“At the minute we’re finding the Cascadia is a pretty good product,” says Rod. “Not only are the drivers liking the truck as it delivers outstanding comfort but we’re seeing real advantages in most areas that count. Serviceability will tell within time.”
Parallel to Detroit Connect, Burdett’s runs a Webfleet tracking system. It offers a dashboard that monitors and categorises different aspects of driver behaviour from heavy braking, heavy cornering to acceleration so that evaluations of individual drivers can be made accordingly over a day, a week or month.
“The location of a driver is provided which proves useful,” says Rod. “That way when it flags heavy steering you can locate that he was up in the hills somewhere where it’s been very cornered and that’s why there’s been heavy steering.”
It’s no secret the workforce across the entire transport sector and especially truck driving is ageing. Demographic challenges are not an issue at Burdett’s given it boasts an even spread of driver ages.
Rod says the company employs many drivers who have only been in trucks for a few years while retaining older drivers who have been doing it most of their adult life.

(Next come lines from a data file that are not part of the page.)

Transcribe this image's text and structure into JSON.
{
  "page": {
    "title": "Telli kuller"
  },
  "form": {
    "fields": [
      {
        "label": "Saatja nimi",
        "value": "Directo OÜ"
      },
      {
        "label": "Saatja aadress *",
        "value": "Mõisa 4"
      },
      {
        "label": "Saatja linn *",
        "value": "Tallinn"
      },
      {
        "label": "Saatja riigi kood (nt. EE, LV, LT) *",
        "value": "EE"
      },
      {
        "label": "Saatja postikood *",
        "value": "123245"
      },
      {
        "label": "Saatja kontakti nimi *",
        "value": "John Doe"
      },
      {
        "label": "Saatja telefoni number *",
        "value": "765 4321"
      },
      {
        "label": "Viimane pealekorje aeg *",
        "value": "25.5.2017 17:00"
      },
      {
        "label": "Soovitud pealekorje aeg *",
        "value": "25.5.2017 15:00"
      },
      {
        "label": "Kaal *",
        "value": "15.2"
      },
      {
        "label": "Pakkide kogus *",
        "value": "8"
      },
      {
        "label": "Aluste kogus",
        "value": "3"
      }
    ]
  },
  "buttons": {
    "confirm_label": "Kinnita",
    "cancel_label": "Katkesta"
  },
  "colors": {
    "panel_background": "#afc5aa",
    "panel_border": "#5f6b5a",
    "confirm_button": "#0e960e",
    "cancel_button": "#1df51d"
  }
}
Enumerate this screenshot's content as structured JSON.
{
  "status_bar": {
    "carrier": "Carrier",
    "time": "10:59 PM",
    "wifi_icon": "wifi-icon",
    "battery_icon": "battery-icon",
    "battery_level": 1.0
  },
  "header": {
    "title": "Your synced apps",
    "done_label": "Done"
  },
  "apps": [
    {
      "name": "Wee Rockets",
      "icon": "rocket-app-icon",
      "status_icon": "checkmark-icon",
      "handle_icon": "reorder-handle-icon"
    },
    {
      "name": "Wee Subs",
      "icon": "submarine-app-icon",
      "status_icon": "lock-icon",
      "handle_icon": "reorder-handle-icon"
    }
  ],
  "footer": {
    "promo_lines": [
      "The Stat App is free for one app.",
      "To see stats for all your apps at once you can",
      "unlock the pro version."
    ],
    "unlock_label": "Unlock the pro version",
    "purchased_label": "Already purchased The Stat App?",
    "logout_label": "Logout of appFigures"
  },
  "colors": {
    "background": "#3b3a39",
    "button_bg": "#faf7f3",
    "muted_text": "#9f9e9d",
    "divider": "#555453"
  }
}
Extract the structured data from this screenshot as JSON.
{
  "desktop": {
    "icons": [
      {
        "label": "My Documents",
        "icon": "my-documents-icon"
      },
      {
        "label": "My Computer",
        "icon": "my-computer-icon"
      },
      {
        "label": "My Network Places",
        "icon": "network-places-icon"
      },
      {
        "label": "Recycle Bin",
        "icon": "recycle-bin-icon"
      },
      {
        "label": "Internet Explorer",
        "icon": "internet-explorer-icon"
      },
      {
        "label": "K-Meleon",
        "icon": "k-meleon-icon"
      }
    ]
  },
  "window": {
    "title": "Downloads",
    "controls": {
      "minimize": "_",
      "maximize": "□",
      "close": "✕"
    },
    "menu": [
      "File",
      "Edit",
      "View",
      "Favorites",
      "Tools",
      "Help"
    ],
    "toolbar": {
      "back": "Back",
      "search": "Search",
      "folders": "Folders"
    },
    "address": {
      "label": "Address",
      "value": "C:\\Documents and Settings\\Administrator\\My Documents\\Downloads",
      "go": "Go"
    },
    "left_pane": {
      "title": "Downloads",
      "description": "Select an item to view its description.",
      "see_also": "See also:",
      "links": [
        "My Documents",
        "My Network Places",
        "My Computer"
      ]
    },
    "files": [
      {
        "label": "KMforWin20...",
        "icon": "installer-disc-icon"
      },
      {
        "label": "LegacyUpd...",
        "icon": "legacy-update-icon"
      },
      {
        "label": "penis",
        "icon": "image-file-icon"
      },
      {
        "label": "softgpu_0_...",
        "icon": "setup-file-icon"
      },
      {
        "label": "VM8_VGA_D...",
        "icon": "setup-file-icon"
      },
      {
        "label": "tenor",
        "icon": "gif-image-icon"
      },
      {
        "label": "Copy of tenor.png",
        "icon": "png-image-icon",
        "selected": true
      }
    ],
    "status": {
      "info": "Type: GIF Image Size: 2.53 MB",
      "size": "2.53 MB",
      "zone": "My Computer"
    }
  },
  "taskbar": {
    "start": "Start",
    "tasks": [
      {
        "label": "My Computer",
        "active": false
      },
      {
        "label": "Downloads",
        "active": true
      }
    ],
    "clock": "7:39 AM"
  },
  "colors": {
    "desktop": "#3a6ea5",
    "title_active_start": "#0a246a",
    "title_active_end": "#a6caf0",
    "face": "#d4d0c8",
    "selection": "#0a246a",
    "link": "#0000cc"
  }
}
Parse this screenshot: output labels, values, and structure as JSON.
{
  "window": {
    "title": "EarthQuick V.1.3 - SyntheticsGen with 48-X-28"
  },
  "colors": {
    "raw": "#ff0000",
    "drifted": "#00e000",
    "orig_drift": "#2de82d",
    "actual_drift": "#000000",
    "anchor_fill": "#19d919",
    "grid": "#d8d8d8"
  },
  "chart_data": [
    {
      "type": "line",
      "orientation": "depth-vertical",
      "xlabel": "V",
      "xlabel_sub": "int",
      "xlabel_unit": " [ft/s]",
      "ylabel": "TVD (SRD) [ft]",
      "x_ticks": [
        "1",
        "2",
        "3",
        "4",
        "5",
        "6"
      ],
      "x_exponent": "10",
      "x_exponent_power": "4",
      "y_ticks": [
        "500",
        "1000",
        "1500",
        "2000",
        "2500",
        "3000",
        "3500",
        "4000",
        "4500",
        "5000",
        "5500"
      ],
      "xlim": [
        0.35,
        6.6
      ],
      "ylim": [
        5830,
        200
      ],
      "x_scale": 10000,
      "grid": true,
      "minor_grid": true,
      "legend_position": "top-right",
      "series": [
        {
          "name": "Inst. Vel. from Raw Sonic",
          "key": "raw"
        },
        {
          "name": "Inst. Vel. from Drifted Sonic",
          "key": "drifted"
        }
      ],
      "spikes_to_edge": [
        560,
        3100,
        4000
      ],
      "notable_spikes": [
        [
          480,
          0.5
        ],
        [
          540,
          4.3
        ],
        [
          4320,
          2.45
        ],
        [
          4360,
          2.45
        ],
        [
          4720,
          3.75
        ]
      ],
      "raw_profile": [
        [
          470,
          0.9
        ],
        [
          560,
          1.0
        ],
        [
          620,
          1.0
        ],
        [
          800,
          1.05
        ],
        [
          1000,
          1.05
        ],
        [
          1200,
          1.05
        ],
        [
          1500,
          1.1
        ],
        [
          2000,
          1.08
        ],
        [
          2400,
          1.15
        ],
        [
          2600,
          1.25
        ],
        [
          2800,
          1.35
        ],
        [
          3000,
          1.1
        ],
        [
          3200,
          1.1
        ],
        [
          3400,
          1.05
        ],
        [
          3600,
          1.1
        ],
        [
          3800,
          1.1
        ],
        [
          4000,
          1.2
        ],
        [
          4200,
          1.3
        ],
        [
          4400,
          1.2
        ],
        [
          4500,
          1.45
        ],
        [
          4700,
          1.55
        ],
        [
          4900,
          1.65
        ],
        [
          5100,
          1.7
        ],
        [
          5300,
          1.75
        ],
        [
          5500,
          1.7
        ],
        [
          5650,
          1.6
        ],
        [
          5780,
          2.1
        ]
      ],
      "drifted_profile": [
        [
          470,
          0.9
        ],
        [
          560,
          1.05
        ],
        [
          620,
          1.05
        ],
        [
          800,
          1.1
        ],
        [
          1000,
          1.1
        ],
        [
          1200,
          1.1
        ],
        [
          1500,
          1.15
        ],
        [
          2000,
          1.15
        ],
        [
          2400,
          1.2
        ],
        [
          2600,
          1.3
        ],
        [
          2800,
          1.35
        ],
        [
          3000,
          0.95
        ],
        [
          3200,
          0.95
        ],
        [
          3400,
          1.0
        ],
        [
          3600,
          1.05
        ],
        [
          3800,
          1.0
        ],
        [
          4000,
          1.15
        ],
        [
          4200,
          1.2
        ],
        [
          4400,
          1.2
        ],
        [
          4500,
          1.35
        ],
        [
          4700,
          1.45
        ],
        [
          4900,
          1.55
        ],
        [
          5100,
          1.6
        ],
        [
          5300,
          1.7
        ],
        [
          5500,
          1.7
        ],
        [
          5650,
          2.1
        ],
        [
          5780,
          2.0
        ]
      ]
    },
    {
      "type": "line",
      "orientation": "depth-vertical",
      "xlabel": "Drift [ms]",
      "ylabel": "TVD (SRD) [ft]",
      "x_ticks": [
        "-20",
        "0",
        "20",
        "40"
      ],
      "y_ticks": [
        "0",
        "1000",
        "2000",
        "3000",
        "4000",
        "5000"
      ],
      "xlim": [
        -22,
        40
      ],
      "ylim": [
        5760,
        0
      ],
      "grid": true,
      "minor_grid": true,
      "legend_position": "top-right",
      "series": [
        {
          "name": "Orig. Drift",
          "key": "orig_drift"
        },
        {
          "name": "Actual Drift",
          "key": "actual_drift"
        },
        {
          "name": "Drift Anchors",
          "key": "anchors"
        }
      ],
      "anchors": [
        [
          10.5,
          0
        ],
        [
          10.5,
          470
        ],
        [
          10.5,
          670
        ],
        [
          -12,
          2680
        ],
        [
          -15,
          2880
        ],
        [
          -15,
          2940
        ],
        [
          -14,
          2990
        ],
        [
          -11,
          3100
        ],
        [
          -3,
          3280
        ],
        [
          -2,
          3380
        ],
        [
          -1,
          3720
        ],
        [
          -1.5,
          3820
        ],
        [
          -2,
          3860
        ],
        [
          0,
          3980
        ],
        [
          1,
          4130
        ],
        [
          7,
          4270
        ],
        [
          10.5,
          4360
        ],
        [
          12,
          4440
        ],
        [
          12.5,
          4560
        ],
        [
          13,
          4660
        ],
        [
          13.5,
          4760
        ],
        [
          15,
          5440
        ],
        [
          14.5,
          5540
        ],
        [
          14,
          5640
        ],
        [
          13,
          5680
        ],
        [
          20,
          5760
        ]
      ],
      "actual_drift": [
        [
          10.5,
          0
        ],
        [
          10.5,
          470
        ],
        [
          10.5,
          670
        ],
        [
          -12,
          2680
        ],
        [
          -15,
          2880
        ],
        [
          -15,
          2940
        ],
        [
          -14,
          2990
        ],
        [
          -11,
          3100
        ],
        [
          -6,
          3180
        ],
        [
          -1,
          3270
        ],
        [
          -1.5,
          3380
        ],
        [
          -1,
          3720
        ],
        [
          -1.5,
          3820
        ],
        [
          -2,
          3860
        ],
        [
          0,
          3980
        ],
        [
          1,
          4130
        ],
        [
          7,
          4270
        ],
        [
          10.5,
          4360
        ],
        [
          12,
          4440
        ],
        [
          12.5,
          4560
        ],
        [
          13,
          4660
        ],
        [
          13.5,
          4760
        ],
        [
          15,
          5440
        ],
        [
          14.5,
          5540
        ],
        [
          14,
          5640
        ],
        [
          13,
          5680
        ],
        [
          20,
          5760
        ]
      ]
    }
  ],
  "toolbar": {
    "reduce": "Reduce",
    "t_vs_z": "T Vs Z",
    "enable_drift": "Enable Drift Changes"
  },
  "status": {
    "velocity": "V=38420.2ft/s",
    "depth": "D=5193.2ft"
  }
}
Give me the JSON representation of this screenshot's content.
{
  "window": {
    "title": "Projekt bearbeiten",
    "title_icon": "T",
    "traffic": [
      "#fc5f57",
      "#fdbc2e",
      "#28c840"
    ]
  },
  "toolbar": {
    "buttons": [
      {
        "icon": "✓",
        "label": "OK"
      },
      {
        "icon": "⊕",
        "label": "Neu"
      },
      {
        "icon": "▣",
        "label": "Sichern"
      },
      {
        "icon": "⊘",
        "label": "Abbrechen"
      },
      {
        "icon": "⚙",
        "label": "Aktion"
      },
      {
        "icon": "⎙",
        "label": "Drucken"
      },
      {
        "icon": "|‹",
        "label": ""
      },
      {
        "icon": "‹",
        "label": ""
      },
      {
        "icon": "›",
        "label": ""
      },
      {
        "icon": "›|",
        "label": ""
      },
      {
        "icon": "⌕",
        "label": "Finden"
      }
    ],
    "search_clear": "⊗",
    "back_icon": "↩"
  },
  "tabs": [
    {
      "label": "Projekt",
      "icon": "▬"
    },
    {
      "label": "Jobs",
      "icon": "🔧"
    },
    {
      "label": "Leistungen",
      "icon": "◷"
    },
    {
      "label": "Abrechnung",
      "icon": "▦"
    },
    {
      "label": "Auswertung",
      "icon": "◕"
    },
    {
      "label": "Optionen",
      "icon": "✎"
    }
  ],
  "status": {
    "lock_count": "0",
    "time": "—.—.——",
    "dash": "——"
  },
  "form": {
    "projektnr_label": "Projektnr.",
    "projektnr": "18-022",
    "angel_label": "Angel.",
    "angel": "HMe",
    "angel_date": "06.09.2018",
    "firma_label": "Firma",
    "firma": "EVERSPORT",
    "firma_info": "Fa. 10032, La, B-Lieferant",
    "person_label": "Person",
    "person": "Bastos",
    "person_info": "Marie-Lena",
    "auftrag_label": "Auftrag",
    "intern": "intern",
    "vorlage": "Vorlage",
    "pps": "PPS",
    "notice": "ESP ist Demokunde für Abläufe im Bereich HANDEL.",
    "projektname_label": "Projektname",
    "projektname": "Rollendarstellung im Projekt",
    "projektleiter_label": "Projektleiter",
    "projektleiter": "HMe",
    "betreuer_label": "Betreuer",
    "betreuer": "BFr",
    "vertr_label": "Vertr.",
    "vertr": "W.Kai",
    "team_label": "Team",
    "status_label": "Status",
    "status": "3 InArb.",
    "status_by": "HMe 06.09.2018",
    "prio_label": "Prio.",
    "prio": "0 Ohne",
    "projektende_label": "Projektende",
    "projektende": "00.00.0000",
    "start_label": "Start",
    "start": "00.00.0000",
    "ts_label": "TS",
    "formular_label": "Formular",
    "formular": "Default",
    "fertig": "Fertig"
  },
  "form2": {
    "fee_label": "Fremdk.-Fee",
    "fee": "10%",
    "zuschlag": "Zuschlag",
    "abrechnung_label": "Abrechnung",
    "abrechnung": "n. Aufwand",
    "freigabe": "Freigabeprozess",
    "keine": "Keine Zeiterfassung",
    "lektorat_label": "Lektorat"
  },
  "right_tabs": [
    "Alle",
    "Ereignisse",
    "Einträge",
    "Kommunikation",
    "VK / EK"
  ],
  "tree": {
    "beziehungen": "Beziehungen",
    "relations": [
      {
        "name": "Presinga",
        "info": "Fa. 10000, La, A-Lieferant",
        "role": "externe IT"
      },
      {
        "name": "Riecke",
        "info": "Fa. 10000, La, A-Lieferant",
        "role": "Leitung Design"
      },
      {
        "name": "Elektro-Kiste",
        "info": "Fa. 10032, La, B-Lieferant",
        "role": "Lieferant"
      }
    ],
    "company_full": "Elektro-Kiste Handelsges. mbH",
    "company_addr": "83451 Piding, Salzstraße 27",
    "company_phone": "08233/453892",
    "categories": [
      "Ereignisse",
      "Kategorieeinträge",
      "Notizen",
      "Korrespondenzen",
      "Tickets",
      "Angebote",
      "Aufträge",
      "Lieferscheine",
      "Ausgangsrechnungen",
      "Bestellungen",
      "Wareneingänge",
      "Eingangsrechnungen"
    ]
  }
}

“What we’re finding with the younger guys, is that they’re a lot more adaptable to the new technology,” he says. “Which is just a given. In saying that, the older guys do take the newer technology on board, and we get great outcomes.”
All of the fleet’s trailers are on service contracts. Burdett’s primary supplier of tippers is BTE, whose good reputation precedes it. For Rod, the advantage, above all others, when working with BTE is that they’re hyper-aware of fleet requirements.
“When we put in an order with them it makes the order side of it a lot easier and they can complete the PBS compliance for us because they have all of the specifications already there,” he explains. “There’s no real great external involvement. That streamlines the process for us.”
Burdett’s recently purchased six new Kenworth T410 and T610s with three new K200s already due to arrive soon. These are all considered replacement trucks. Mack, another one of their regular suppliers, should deliver new vehicles by Q4.
More recently, three new UD Quons have joined the fleet. The UDs are used particularly for restricted access sites they encounter at many smaller garden supply centres. According to Rod they are handling the workload extremely well towing a quad-axle behind them grossing out at around 54 tonnes.
“Because they are a cabover and a nice, little, short unit, the UDs are reliable and return good fuel economy,” he says. “Our R&M is relatively low on them. They just seem to be good value. It’s a simple as that.”
Some of the UDs are featuring redesigned livery as part of a campaign to promote Beat Bladder Cancer Australia. It’s a message that resonates personally with Andrew Burdett who acted on an early warning sign himself. He is currently undergoing bladder cancer treatment which he commenced nearly a year ago.
Rod has received a uniformly positive response from drivers about the Bladder Cancer awareness campaign that has been expanded now to five tipper combinations.
“They’re happy to have that on the side of the trucks,” he says. “It is gathering a lot of interest and that’s what it’s all about.”